End of an Era
BALTIMORE – A fire department training dummy lying in one of the old Liberty Union Middle School’s empty rooms is an ominous omen for what’s in store for the 1954 building. “For the moment, it’ll be parking and greenspace,” said Liberty Union-Thurston Schools Superintendent Paul Mathews. The abandoned building is scheduled to be demolished beginning Oct. 31 now that middle schoolers attend class in a brand new building across town.
By all accounts, the new building, with its efficient geothermal heating and all the facilities needed to educate students to today’s standards, is an improvement over the old structure. Still, there are bound to be some people who are sad to see the old building topple. “I understand the nostalgia,” said Mathews, “but we need to be practical and realistic as well.” He said the old building could never be renovated enough to meet modern middle school students needs. “It served a purpose and for many years was functional,” said Mathews. “There’s only so much you can do through renovation.”
Mathews said until the demolition begins at the end of next month, the building will be abated for harmful substances, such as asbestos tile, beginning Oct. 10 and the Basil Joint Fire District uses it for training purposes Mathews described as practicing with equipment that can saw through concrete and punching holes in the roof. “It’ll be valuable for them,” said the superintendent. He said the district received five demolition package bids
Tuesday, some of which were well under the district’s estimate of $832,000. The demolition bid package includes repaving the existing parking lot behind the high school, creating additional parking on the old middle school site and possibly - dependent on how bids come in - repaving the parking lots on the other side of Washington Street. As of Wednesday, a contractor was yet to be chosen.
Mathews said the building was originally the Liberty Union Thurston High School until the existing high school was built next door in 1988. Ironically, the oldest part of the structure, an auditorium built in 1937 that’s currently between the high and old middle schools was renovated as part of last year’s high school upgrade. The project included new lighting and sound systems.
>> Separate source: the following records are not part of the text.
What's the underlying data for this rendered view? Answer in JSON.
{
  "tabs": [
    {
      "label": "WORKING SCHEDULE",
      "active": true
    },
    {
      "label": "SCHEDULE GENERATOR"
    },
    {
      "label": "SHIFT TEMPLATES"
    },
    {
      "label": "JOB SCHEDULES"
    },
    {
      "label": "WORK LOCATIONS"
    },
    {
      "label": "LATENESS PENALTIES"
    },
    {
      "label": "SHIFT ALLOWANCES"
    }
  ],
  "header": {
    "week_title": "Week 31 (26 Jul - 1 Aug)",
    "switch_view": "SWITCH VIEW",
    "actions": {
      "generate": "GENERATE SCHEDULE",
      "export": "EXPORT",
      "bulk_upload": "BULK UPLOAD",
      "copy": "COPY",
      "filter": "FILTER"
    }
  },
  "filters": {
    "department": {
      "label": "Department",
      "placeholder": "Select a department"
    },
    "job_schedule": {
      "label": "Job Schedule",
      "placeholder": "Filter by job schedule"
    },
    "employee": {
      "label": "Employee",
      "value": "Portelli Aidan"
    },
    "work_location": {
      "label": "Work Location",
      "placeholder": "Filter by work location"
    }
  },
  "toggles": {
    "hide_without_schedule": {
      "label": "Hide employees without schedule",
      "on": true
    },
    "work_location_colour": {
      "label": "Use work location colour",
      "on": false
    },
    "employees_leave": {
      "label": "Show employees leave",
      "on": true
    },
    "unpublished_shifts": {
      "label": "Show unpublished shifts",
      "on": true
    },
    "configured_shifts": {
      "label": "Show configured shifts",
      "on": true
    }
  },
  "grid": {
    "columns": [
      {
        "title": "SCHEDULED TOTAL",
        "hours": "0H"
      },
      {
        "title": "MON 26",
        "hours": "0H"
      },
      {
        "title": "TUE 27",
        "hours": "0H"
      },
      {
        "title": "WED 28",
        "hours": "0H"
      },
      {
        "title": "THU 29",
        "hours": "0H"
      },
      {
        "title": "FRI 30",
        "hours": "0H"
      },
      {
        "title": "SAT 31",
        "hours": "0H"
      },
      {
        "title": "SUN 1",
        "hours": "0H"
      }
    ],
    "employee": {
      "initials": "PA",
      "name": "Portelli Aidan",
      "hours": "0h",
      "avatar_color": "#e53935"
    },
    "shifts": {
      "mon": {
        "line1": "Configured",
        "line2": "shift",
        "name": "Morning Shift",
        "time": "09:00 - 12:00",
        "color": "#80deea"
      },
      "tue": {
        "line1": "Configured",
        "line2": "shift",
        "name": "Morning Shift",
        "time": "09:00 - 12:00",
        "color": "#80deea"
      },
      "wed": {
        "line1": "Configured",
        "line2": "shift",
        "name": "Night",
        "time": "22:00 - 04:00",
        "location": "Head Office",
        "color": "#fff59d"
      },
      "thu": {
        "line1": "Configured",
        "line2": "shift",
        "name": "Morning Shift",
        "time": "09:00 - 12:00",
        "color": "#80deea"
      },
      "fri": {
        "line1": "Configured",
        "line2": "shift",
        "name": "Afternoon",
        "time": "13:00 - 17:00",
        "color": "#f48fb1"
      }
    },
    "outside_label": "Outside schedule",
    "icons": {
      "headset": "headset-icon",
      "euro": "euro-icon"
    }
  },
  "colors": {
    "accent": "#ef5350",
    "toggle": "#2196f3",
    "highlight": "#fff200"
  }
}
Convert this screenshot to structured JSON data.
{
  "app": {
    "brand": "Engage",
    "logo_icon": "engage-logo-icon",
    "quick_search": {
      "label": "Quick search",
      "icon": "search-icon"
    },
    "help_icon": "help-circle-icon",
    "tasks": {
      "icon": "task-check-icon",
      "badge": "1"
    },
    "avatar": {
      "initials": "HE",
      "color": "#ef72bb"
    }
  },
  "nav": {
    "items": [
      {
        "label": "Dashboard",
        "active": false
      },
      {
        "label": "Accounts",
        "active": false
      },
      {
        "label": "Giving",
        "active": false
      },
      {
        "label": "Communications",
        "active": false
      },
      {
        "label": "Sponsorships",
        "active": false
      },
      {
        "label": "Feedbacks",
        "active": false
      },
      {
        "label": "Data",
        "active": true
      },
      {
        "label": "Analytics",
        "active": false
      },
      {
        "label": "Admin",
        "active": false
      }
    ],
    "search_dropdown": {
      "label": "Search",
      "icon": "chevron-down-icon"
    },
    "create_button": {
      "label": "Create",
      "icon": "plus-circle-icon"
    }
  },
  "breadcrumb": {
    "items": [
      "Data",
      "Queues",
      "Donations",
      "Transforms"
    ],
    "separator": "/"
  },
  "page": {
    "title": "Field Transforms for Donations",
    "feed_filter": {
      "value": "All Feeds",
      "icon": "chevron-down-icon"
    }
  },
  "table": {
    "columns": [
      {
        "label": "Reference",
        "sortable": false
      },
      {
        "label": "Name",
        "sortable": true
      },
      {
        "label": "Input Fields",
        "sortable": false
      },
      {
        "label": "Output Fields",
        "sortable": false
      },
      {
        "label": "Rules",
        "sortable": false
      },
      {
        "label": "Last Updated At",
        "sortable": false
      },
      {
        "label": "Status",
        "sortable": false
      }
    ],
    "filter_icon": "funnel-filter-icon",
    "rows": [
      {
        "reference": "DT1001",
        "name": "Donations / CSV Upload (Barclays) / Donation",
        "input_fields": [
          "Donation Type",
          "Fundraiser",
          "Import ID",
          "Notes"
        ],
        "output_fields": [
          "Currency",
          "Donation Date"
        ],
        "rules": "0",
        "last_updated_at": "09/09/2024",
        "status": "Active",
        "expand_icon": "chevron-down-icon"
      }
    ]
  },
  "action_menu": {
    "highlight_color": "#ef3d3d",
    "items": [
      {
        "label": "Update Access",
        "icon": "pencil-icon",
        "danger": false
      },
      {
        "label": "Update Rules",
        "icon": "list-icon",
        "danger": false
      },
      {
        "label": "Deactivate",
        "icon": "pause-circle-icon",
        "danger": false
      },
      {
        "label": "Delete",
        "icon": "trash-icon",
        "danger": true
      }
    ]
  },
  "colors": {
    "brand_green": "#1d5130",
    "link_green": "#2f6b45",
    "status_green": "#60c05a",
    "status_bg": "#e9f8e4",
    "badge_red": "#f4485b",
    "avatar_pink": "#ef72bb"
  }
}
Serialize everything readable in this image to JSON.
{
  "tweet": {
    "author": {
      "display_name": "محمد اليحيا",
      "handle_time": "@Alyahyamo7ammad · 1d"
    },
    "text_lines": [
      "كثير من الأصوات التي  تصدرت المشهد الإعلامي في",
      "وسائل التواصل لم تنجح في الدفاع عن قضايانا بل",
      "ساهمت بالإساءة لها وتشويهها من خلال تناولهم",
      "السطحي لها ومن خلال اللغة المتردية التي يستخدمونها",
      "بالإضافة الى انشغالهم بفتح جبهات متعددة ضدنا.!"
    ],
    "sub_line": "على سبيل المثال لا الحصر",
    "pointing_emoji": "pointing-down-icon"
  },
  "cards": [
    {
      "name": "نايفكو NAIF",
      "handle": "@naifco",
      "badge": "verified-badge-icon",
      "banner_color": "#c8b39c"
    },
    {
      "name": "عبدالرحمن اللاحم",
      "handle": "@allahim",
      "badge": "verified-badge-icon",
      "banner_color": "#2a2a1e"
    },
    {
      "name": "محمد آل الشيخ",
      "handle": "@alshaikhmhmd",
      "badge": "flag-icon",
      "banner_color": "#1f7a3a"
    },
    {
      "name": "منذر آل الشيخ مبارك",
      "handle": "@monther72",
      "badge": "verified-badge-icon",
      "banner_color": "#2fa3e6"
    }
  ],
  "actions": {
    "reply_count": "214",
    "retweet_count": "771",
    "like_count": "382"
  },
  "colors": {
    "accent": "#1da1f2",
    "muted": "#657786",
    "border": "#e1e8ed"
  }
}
The demolition is a Leadership in Energy and Environmental Design (LEED) project, meaning that much of the demolished material will be recycled for new construction elsewhere. It’s almost as if, said Mathews, the old building will continue to live forever.